Work was difficult for him to find and soon he realized he could not care for his daughters. He placed them in an orphanage so they would be provided for. They remained there until he married Alice in 1939. He and Alice did not have children together. She brought one son into the marriage, and the three girls soon joined them at home.
My Mother never finished high school. At sixteen she went to work as a waitress at the downtown Hudson Department Store Restaurant.
After giving birth to me in 1950, she moved out of her family's home to try and make it on her own. She continued working as a waitress. To supplement her income, she did a photo shoot once in the nude. She never knew I was aware of this and had seen pictures of her.
In 1953, she married Robert Moore and moved to Florida. According to my Mother it was not a good marriage and Robert was extremely abusive. My half-brothers and a half-sister were born and also as a result of a final abuse; rape by her husband, my last half-sister was born. Mother left her husband and returned to Michigan to raise her four young children on her own. She divorced her husband and never remarried.
She had worked all her life either as a waitress or at one of the automobile plants in the Detroit area. Sometimes, she worked both to make ends meet.
Southport Pier, Manhattan, May 25, 1986
Only picture of my Mother & me together
When we did meet, she stayed a week in NYC. I treated her to Broadway shows, and we toured all the sites of Manhattan and Liberty Island.
During that time, I
learned other things. It became obvious very
quickly she was an alcoholic.

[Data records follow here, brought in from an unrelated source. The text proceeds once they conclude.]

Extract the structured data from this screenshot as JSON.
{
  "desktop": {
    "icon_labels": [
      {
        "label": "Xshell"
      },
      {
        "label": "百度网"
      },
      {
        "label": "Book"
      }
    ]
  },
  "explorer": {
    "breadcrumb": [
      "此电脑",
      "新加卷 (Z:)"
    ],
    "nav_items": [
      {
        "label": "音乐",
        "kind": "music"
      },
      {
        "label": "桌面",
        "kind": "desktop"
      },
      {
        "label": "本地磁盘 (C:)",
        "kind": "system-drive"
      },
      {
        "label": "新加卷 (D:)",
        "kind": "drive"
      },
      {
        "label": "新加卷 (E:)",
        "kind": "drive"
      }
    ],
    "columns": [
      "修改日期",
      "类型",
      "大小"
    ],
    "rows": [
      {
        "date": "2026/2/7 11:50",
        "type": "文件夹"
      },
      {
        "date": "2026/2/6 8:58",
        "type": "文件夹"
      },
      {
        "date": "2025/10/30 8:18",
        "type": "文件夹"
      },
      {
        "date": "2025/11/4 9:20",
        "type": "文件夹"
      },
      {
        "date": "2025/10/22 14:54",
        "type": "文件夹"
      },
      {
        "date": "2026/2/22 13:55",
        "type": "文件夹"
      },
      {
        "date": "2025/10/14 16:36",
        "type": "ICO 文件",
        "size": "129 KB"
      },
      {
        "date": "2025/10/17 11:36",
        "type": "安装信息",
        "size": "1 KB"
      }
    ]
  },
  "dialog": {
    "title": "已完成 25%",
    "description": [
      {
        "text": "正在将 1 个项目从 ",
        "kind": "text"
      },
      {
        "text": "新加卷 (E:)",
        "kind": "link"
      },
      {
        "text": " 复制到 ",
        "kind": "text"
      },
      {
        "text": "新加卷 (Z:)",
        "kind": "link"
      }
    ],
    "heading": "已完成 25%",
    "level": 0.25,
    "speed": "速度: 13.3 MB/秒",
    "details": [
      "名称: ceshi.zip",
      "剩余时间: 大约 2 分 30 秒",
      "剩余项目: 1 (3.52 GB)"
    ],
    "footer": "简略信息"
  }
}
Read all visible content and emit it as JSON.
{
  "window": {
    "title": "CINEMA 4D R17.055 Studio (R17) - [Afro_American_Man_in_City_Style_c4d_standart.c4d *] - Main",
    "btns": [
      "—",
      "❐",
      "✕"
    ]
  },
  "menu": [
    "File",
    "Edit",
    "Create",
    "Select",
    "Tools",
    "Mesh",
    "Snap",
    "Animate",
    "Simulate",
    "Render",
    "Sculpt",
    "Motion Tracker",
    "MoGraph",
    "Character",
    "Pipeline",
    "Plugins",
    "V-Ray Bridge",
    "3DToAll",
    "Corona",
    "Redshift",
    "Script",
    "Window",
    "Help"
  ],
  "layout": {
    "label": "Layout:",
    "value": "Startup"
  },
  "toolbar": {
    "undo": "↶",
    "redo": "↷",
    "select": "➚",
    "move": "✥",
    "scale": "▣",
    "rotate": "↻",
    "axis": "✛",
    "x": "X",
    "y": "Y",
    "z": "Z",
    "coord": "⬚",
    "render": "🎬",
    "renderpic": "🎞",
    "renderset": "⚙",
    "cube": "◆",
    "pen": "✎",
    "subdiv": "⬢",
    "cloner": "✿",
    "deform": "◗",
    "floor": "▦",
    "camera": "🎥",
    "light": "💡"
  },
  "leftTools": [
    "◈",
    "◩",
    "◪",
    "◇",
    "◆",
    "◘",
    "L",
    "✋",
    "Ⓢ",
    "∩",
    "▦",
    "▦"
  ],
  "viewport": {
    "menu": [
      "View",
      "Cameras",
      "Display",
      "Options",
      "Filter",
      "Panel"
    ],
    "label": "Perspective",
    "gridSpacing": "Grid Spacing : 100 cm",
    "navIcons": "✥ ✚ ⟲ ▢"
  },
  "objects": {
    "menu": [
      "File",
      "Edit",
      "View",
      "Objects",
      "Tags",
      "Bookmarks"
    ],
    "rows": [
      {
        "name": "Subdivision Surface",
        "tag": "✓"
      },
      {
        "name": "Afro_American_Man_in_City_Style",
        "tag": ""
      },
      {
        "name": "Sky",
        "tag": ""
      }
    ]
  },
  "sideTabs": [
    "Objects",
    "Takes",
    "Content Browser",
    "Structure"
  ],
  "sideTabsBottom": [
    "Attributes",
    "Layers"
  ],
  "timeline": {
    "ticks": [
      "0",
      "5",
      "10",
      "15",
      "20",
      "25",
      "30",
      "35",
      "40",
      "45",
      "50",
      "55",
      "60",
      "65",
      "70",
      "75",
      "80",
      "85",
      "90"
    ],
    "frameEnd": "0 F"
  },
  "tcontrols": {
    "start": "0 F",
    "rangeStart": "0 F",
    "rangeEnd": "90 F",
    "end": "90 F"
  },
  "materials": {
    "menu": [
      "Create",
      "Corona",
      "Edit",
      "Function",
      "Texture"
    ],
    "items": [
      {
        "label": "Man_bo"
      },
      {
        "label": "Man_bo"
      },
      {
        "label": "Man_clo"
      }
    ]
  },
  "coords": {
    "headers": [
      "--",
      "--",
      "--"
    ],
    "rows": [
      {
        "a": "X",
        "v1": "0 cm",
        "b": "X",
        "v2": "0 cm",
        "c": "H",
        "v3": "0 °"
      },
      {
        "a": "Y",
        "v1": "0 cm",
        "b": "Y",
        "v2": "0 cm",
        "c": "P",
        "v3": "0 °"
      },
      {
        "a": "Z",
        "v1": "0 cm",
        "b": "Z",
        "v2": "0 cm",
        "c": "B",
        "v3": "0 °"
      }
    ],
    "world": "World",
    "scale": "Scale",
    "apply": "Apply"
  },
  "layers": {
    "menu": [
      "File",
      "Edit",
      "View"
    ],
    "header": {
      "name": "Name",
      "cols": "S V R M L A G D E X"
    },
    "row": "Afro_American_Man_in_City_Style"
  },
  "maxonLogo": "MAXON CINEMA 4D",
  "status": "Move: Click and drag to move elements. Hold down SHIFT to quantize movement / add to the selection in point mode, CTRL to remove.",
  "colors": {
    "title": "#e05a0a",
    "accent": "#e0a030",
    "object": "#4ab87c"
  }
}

She told me of my
youngest brother's drug addictions; my one sister's
fancy for a different man each night, though she had two children. She also told
me of the brother and sister who made it. In short, within

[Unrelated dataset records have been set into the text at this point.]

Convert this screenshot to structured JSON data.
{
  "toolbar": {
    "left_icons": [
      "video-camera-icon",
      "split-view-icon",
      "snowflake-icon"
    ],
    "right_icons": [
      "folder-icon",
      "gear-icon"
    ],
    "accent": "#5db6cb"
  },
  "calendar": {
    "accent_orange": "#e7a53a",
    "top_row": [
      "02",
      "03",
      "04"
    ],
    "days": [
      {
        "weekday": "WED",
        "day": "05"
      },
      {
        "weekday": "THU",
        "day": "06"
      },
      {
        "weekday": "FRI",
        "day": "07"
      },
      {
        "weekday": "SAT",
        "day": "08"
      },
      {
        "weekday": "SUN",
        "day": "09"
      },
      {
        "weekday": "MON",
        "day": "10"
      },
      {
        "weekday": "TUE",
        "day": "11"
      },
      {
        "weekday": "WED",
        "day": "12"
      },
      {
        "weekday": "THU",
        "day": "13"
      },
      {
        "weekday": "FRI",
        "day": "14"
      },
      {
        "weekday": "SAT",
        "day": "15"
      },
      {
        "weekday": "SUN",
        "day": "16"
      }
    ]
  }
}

the week she was in NYC I became even more thankful
for her giving me up for adoption, for Boys Town and
the life I have had.
A few months after our initial meeting, I took a trip to Pontiac, Michigan to visit her and also meet my half-brothers and half-sisters for the first time. Two brothers and a sister, after meeting me, told her they wanted nothing to do with me, as I wasn't their brother, but a stranger and it was best left that way. One sister (Claudia) did reach out and we had developed a warm, loving relationship over the years.

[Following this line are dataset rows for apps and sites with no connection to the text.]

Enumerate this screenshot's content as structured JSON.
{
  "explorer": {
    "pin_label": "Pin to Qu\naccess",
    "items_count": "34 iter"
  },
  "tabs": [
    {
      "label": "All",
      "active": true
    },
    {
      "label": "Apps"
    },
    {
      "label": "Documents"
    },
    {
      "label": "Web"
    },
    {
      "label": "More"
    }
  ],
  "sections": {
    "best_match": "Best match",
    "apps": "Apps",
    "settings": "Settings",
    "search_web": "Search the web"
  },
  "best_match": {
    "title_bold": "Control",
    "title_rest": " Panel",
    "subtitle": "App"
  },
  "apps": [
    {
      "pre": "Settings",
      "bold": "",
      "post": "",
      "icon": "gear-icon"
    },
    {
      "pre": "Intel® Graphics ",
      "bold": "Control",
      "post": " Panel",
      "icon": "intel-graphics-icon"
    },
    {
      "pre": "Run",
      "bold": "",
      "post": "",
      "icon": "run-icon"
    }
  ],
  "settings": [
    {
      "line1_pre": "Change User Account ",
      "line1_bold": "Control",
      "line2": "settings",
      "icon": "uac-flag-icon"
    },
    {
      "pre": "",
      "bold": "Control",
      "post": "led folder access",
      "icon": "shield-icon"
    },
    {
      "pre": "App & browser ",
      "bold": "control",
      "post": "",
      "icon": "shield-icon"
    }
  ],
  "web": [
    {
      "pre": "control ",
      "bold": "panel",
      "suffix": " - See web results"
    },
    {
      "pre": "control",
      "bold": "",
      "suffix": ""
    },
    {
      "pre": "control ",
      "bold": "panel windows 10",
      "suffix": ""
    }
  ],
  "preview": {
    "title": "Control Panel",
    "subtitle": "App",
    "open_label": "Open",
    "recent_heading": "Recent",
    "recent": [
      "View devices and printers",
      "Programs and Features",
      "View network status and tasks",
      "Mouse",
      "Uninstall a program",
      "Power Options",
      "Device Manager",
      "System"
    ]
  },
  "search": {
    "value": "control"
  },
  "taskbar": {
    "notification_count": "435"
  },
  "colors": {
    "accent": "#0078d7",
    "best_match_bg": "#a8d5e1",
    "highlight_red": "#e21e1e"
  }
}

While on my visit there, my Mother took out several photo albums to show me. She didn't realize how painful it would be for me to look at pictures of her past holidays, family events and the likes. Though I was thankful she gave me up, I did not want to see pictures I could have and should have been a part of.
Our relationship over the years following the initial meeting was strained at best. We had never developed a mother/son relationship. Of course, I had not expected that, since at 36 I did not need a mother to raise me. She remained an alcoholic in denial.
The relationship we had developed would be destroyed Christmas night 1998.
I had spent Christmas Eve with friends in Fargo, ND and got up very early the next morning for a 13 hour drive to Chicago, IL. My sister Claudia lives there with her family and my mother was visiting for the holidays. My sister thought it would be nice for us to spend one holiday together. I arrived in the evening weary and tired from the drive. They had waited Christmas dinner for my arrival.
Claudia, for some weird reason, has a television in her dining room and leaves it on during meals...even Christmas. During the meal a news story came on about GAYS/AIDS. I had never told my mother I was gay, as we did not have the close relationship I felt was needed to share that information. Claudia did know.
As the news story ended, my mother blurted out; "IF I HAD A SON THAT WAS GAY I WOULD WISH HE WOULD GET AIDS AND DIE. I COULD NOT BEAR HAVING A GAY SON!"
Claudia gasped and hollered "MOM!"
My heart felt as though it had been broken and stomped upon a thousand times. I got up from the dinner table and quietly but clearly said; YOU DON'T NEED TO WORRY ABOUT A GAY SON, YOU JUST KILLED HIM." I walked out from my sister's home never to see my mother again.